Fraser has been an activist for the long haul: he has been an AIDS activist as a member of ACT-UP, and he was a co-founding board member of Visual AIDs.
He also led the international development unit at ICTJ, a human rights organization headquartered in Brussels and New York, and as head of development at the International AIDS Vaccine Initiative.
Grissel, a Los Angeles children’s advocate, has produced, We’re Still Here, a documentary about her experience as a young adult born with HIV that she hopes will help form a community around others who were also born with HIV. The trailer has just been released.
Grissel also works in the Division of Adolescent and Young Adult Medicine, and has a seat on the President’s Advisory Council on HIV/AIDS.
Paul is the executive director of the National Minority AIDS Council (NMAC). NMAC is dedicated to building leadership in communities of color to end the HIV/AIDS epidemic.
They represent a coalition of faith based and community based organizations, as well as AIDS Service organizations advocating and delivering HIV/AIDS services in communities of color nationwide.
At only 23, James has been busy: he has presented in front of the FDA and the CDC, and has become a strong voice within ACT UP New York City, where he has co-founded their Prevention of HIV Action Group.
James has recently focused his efforts on spearheaded a successful campaign to convince the FDA to approve the Alere rapid HIV test (which can detect HIV sooner and more accurately than other tests) for use in non-laboratory settings like bars, clubs, or your local gay pride festival.

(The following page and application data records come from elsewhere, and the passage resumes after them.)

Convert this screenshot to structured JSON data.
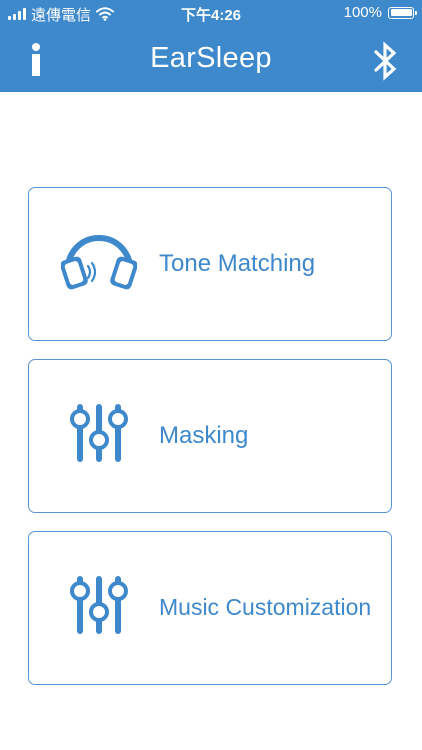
{
  "status_bar": {
    "carrier": "遠傳電信",
    "time": "下午4:26",
    "battery_percent": "100%",
    "battery_level": 1.0
  },
  "nav": {
    "title": "EarSleep",
    "info_icon": "info-icon",
    "bluetooth_icon": "bluetooth-icon"
  },
  "menu": {
    "items": [
      {
        "label": "Tone Matching",
        "icon": "headphones-icon"
      },
      {
        "label": "Masking",
        "icon": "equalizer-sliders-icon"
      },
      {
        "label": "Music Customization",
        "icon": "equalizer-sliders-icon"
      }
    ]
  },
  "colors": {
    "accent": "#3e88cc",
    "card_border": "#5a96d0",
    "background": "#ffffff"
  }
}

Susan was diagnosed with HIV in 1995, and since then has been focused on AIDS activism, as well as implementing healthy meal programs.
Susan is the founding director of Sisterhood Mobilized for AIDS/HIV Research & Treatment (SMART), and received the Robert Wood Johnson Community Health Leader Award in 2010.
Don’t hesitate to become an HIV/AIDs advocate or activist yourself. It doesn’t have to be anything elaborate or too time-consuming; it can be as simple as signing a petition, volunteering for an AIDS organization or charity, making a donation, attending meetings or rallies, and writing to those in office.
Apicha CHC offers HIV testing, which is available by appointment. We also offer screenings to see if PrEP is the right choice for you, and case management for HIV for our enrolled clients. If you are not a patient, and would like to become one, go here to request an appointment.